*** Opening of Materials provided ***

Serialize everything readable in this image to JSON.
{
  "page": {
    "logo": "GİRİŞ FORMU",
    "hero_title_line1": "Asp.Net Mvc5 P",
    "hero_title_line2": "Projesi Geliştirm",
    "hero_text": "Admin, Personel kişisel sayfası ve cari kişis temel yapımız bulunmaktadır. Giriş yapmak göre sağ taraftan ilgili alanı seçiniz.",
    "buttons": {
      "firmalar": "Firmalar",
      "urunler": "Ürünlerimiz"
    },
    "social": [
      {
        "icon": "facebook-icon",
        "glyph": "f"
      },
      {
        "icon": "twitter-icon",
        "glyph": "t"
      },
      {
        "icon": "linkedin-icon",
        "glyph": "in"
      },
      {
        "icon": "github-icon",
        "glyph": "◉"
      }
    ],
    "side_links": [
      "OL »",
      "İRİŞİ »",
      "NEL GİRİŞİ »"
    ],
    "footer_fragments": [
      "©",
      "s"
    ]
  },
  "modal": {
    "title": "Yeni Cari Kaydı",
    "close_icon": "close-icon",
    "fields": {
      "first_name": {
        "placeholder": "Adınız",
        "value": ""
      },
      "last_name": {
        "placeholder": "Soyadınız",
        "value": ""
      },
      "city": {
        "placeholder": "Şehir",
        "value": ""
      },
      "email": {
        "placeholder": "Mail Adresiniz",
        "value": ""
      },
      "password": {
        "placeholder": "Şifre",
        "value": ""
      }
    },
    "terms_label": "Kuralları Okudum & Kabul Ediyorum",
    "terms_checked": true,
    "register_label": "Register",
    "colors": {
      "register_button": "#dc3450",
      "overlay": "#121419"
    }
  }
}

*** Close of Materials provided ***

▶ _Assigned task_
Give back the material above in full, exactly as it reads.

▶ _Output of the exercise_
Serialize everything readable in this image to JSON.
{
  "page": {
    "logo": "GİRİŞ FORMU",
    "hero_title_line1": "Asp.Net Mvc5 P",
    "hero_title_line2": "Projesi Geliştirm",
    "hero_text": "Admin, Personel kişisel sayfası ve cari kişis temel yapımız bulunmaktadır. Giriş yapmak göre sağ taraftan ilgili alanı seçiniz.",
    "buttons": {
      "firmalar": "Firmalar",
      "urunler": "Ürünlerimiz"
    },
    "social": [
      {
        "icon": "facebook-icon",
        "glyph": "f"
      },
      {
        "icon": "twitter-icon",
        "glyph": "t"
      },
      {
        "icon": "linkedin-icon",
        "glyph": "in"
      },
      {
        "icon": "github-icon",
        "glyph": "◉"
      }
    ],
    "side_links": [
      "OL »",
      "İRİŞİ »",
      "NEL GİRİŞİ »"
    ],
    "footer_fragments": [
      "©",
      "s"
    ]
  },
  "modal": {
    "title": "Yeni Cari Kaydı",
    "close_icon": "close-icon",
    "fields": {
      "first_name": {
        "placeholder": "Adınız",
        "value": ""
      },
      "last_name": {
        "placeholder": "Soyadınız",
        "value": ""
      },
      "city": {
        "placeholder": "Şehir",
        "value": ""
      },
      "email": {
        "placeholder": "Mail Adresiniz",
        "value": ""
      },
      "password": {
        "placeholder": "Şifre",
        "value": ""
      }
    },
    "terms_label": "Kuralları Okudum & Kabul Ediyorum",
    "terms_checked": true,
    "register_label": "Register",
    "colors": {
      "register_button": "#dc3450",
      "overlay": "#121419"
    }
  }
}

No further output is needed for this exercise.